Creative Skillset (www.creativeskillset.org) is the Creative Industries’ Sector Skills Council (SSC) which comprises TV, film, radio, interactive media, animation, computer games, facilities, photo imaging, publishing, advertising and fashion and textiles. Its aim is to support the productivity of our industry to ensure that it remains globally competitive. It does this by influencing and leading; developing skills, training and education policy; and through opening up the industries to the UK’s pool of diverse talent.
Congratulations to all staff and students involved in the bidding and evaluation process!
Just got this on the hotline from my colleague Dr David Manderson
“Congratulations to Kirsty McConnell, a graduate of last year’s Honours Screenwriting/Film-Making degree, for winning first prize in the London Screenwriters’ ‘Fifty Kisses’ short film script competition for her short script ‘Enough.
You can read her script and the judges’ comments here:
Well done Kirsty! A career beckons.”
This week Contemporary Screen Acting students at the University of The West of Scotland took part in the launch of a unique new creative Screenwriting project. “Studio Lab” is based in the UWS new 80 million pound Ayr campus where students have access to two full HD state of the art TV Studios.
As part of their final year Research Project, Ba (Hons) Contemporary Screen Acting students are creating an hour long drama which will be recorded live in December at UWS studio 1 .However, what makes this cross-over project unique is that students from other UWS Programmes are being integrated from the beginning into what will be a 12 week process.
Every Wednesday afternoon, Film Making & Screenwriting students will help to develop the narrative, Broadcast Production students will be in charge of the recording and vision mixing it, Commercial Music students will supply the soundtrack and so on. The whole enterprise will come to a climax on Dec 5th when the entire team , directed by “Chewing The Fat and “Still Game” director Michael Hines, will record the drama “live” in the TV Studio.
As leader of the Programme, I am supposedly in creative charge of the whole process but if truth be told it is the students who are leading the way. The first step was taken in our main Studio 1 yesterday when the actors took started their initial improvisation .They are charged with the task of creating three dimensional characters who will eventually go on to improvise a script which will then be rehearsed and acted out in the drama.
While the Screen Acting students took part in a tense “hot seat” improv, Film Makers recorded their every move on two HD cameras. By next week we will have a digitised and edited Quicktime of the process created by the Film Makers , and it will be viewed by all participants . They will then discuss the characterisation , decide what to use and what to drop, and then move on to recording the next stage of the improvisation, and so on. A script will evolve over the first 6 weeks of this process, and by week 11, a fully fledged unique studio drama will have emerged to be recorded in the final week.

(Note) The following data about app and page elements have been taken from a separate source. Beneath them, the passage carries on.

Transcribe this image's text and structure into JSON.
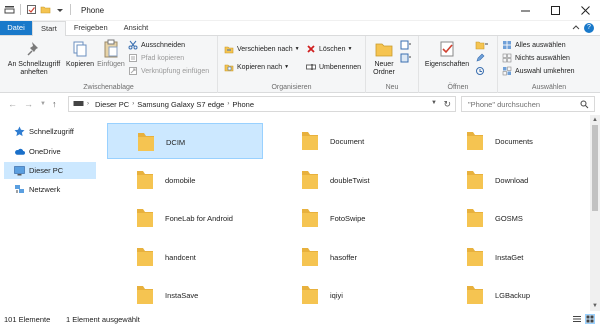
{
  "window": {
    "title": "Phone"
  },
  "ribbon_tabs": [
    "Datei",
    "Start",
    "Freigeben",
    "Ansicht"
  ],
  "ribbon": {
    "zwischenablage": {
      "label": "Zwischenablage",
      "pin": "An Schnellzugriff anheften",
      "copy": "Kopieren",
      "paste": "Einfügen",
      "cut": "Ausschneiden",
      "copy_path": "Pfad kopieren",
      "paste_shortcut": "Verknüpfung einfügen"
    },
    "organisieren": {
      "label": "Organisieren",
      "move_to": "Verschieben nach",
      "copy_to": "Kopieren nach",
      "delete": "Löschen",
      "rename": "Umbenennen"
    },
    "neu": {
      "label": "Neu",
      "new_folder": "Neuer Ordner"
    },
    "oeffnen": {
      "label": "Öffnen",
      "properties": "Eigenschaften"
    },
    "auswaehlen": {
      "label": "Auswählen",
      "select_all": "Alles auswählen",
      "select_none": "Nichts auswählen",
      "invert": "Auswahl umkehren"
    }
  },
  "address": {
    "crumbs": [
      "Dieser PC",
      "Samsung Galaxy S7 edge",
      "Phone"
    ],
    "search_placeholder": "\"Phone\" durchsuchen"
  },
  "nav": {
    "items": [
      {
        "label": "Schnellzugriff",
        "icon": "star-icon",
        "selected": false
      },
      {
        "label": "OneDrive",
        "icon": "cloud-icon",
        "selected": false
      },
      {
        "label": "Dieser PC",
        "icon": "computer-icon",
        "selected": true
      },
      {
        "label": "Netzwerk",
        "icon": "network-icon",
        "selected": false
      }
    ]
  },
  "folders": [
    "DCIM",
    "Document",
    "Documents",
    "domobile",
    "doubleTwist",
    "Download",
    "FoneLab for Android",
    "FotoSwipe",
    "GOSMS",
    "handcent",
    "hasoffer",
    "InstaGet",
    "InstaSave",
    "iqiyi",
    "LGBackup"
  ],
  "status": {
    "count": "101 Elemente",
    "selected": "1 Element ausgewählt"
  },
  "colors": {
    "accent": "#1979ca",
    "selection": "#cce8ff",
    "folder": "#f5c451"
  }
}
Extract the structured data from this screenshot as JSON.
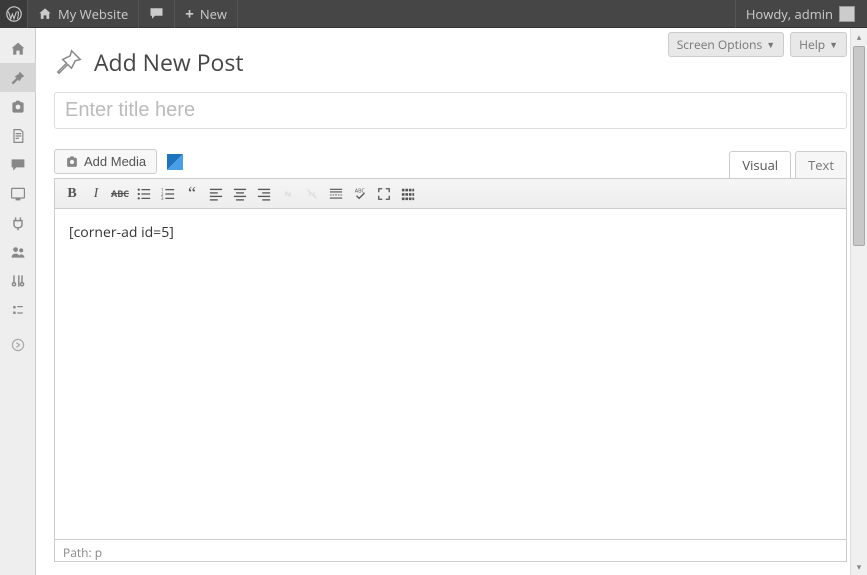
{
  "adminbar": {
    "site_name": "My Website",
    "new_label": "New",
    "howdy": "Howdy, admin"
  },
  "sidebar_items": [
    {
      "name": "dashboard",
      "icon": "home"
    },
    {
      "name": "posts",
      "icon": "pin",
      "active": true
    },
    {
      "name": "media",
      "icon": "media"
    },
    {
      "name": "pages",
      "icon": "pages"
    },
    {
      "name": "comments",
      "icon": "comment"
    },
    {
      "name": "appearance",
      "icon": "appearance"
    },
    {
      "name": "plugins",
      "icon": "plugins"
    },
    {
      "name": "users",
      "icon": "users"
    },
    {
      "name": "tools",
      "icon": "tools"
    },
    {
      "name": "settings",
      "icon": "settings"
    }
  ],
  "screen_meta": {
    "screen_options": "Screen Options",
    "help": "Help"
  },
  "page": {
    "title": "Add New Post",
    "title_placeholder": "Enter title here",
    "add_media": "Add Media"
  },
  "editor": {
    "tabs": {
      "visual": "Visual",
      "text": "Text"
    },
    "content": "[corner-ad id=5]",
    "path_label": "Path: p"
  }
}
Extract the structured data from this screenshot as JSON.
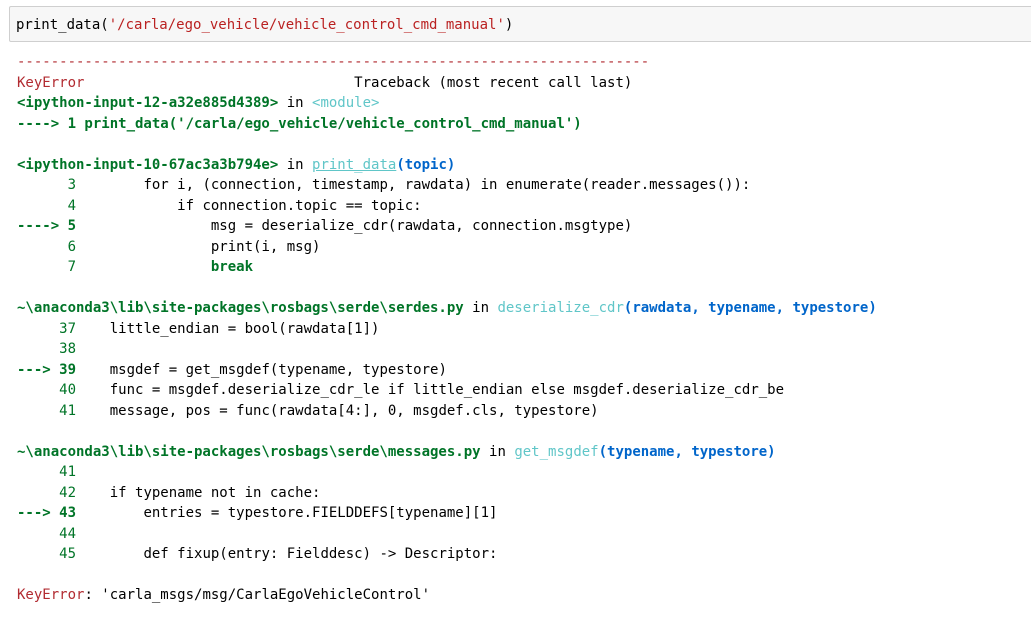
{
  "input_cell": {
    "func": "print_data",
    "arg": "'/carla/ego_vehicle/vehicle_control_cmd_manual'"
  },
  "traceback": {
    "separator": "---------------------------------------------------------------------------",
    "error_name": "KeyError",
    "header_right": "Traceback (most recent call last)",
    "frame1": {
      "location": "<ipython-input-12-a32e885d4389>",
      "in_word": " in ",
      "scope": "<module>",
      "arrow_line": "----> 1 print_data('/carla/ego_vehicle/vehicle_control_cmd_manual')"
    },
    "frame2": {
      "location": "<ipython-input-10-67ac3a3b794e>",
      "in_word": " in ",
      "func": "print_data",
      "args": "(topic)",
      "lines": [
        {
          "num": "      3",
          "code": "        for i, (connection, timestamp, rawdata) in enumerate(reader.messages()):"
        },
        {
          "num": "      4",
          "code": "            if connection.topic == topic:"
        },
        {
          "num": "----> 5",
          "code": "                msg = deserialize_cdr(rawdata, connection.msgtype)"
        },
        {
          "num": "      6",
          "code": "                print(i, msg)"
        },
        {
          "num": "      7",
          "code": "                break"
        }
      ]
    },
    "frame3": {
      "location": "~\\anaconda3\\lib\\site-packages\\rosbags\\serde\\serdes.py",
      "in_word": " in ",
      "func": "deserialize_cdr",
      "args": "(rawdata, typename, typestore)",
      "lines": [
        {
          "num": "     37",
          "code": "    little_endian = bool(rawdata[1])"
        },
        {
          "num": "     38",
          "code": ""
        },
        {
          "num": "---> 39",
          "code": "    msgdef = get_msgdef(typename, typestore)"
        },
        {
          "num": "     40",
          "code": "    func = msgdef.deserialize_cdr_le if little_endian else msgdef.deserialize_cdr_be"
        },
        {
          "num": "     41",
          "code": "    message, pos = func(rawdata[4:], 0, msgdef.cls, typestore)"
        }
      ]
    },
    "frame4": {
      "location": "~\\anaconda3\\lib\\site-packages\\rosbags\\serde\\messages.py",
      "in_word": " in ",
      "func": "get_msgdef",
      "args": "(typename, typestore)",
      "lines": [
        {
          "num": "     41",
          "code": ""
        },
        {
          "num": "     42",
          "code": "    if typename not in cache:"
        },
        {
          "num": "---> 43",
          "code": "        entries = typestore.FIELDDEFS[typename][1]"
        },
        {
          "num": "     44",
          "code": ""
        },
        {
          "num": "     45",
          "code": "        def fixup(entry: Fielddesc) -> Descriptor:"
        }
      ]
    },
    "final_error": {
      "name": "KeyError",
      "message": ": 'carla_msgs/msg/CarlaEgoVehicleControl'"
    }
  }
}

Students at the first session described the process as being “an intense experience”……”as soon as I was under the lights, all the stuff I had planned on using disappeared, and I found I was really being the character”.
The whole idea of the “Studio Lab” process is to create an exciting collaborative environment where we mimic the professional Creative Industries where teams of different disciplines get together to create the final product. If the first week is anything to go by, it will reap creative rewards. We don’t know if the final programme will be a comedy, a drama, or a mixture of the two genres, but it will certainly be a unique experience for all concerned.